Canadians are individuals who are associated with the nation of Canada and its people. This link may be a physical one, a legal one, a historical one, or a cultural one. For the vast majority of Canadians, many of these ties exist, and they are collectively responsible for their sense of belonging as Canadians.
People of many various ethnic, religious, and national backgrounds inhabit Canada, which is a bilingual and multicultural culture dominated by Old World immigrants and their descendants, with the bulk of the population descended from these immigrants. Following the first era of French colonisation, which was followed by a far larger period of British colonisation, various waves (or peaks) of immigration and settlement of non-indigenous peoples occurred throughout the course of almost two centuries and continue to this day. Indigenous, French, British, and more recent immigrant traditions, dialects, and faiths have come together to create the culture of Canada, and with it, a sense of belonging for the country's inhabitants. Canada has also been profoundly affected by its linguistic, geographic, and economic neighbour, the United States, throughout the centuries.
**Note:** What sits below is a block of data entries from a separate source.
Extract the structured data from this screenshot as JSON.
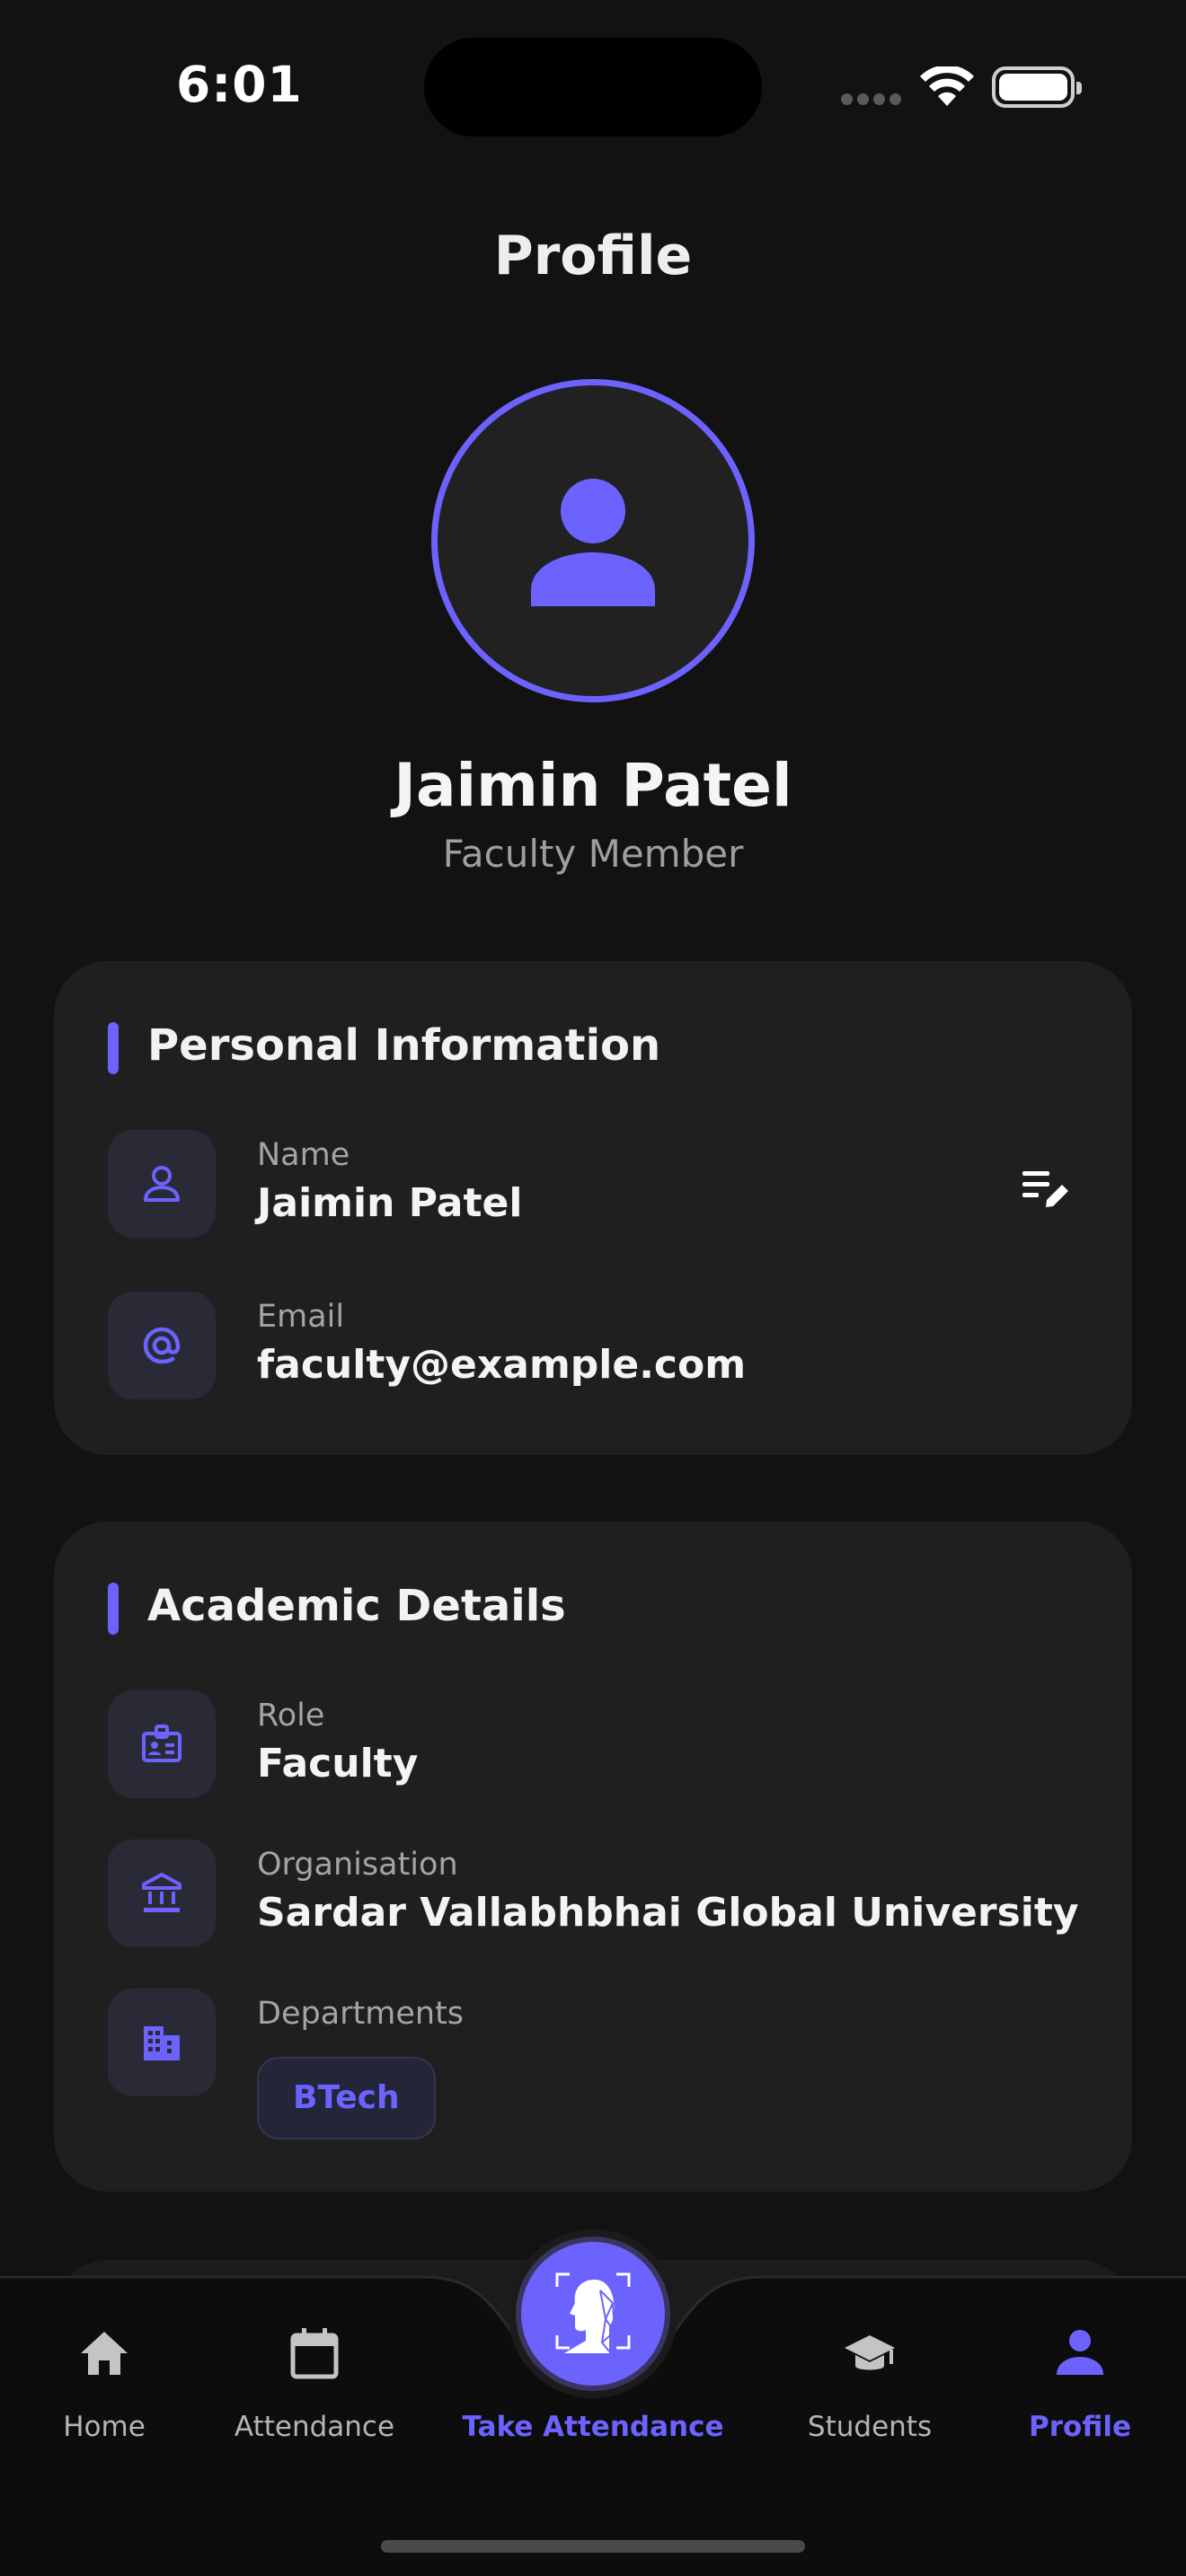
{
  "status_bar": {
    "time": "6:01"
  },
  "header": {
    "title": "Profile"
  },
  "profile": {
    "name": "Jaimin Patel",
    "role": "Faculty Member"
  },
  "personal": {
    "title": "Personal Information",
    "name_label": "Name",
    "name_value": "Jaimin Patel",
    "email_label": "Email",
    "email_value": "faculty@example.com"
  },
  "academic": {
    "title": "Academic Details",
    "role_label": "Role",
    "role_value": "Faculty",
    "org_label": "Organisation",
    "org_value": "Sardar Vallabhbhai Global University",
    "dept_label": "Departments",
    "departments": [
      "BTech"
    ]
  },
  "nav": {
    "home": "Home",
    "attendance": "Attendance",
    "take_attendance": "Take Attendance",
    "students": "Students",
    "profile": "Profile"
  },
  "colors": {
    "accent": "#6c63ff",
    "background": "#121212",
    "card": "#1f1f1f"
  }
}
During the decades following the establishment of the Canadian Confederation in 1867, Canadian independence from the United Kingdom gained ground gradually and over a long period of time. During World War I and World War II in particular, Canadians expressed a strong desire for the recognition of their country's status as a fully-fledged sovereign state with a unique citizenship. Parliamentary independence was established in 1931 with the passage of the Statute of Westminster. The legislation on nationality in Canada is quite similar to the law in the United Kingdom. Since the middle of the twentieth century, legislation has reflected Canadians' dedication to multilateralism and socioeconomic growth.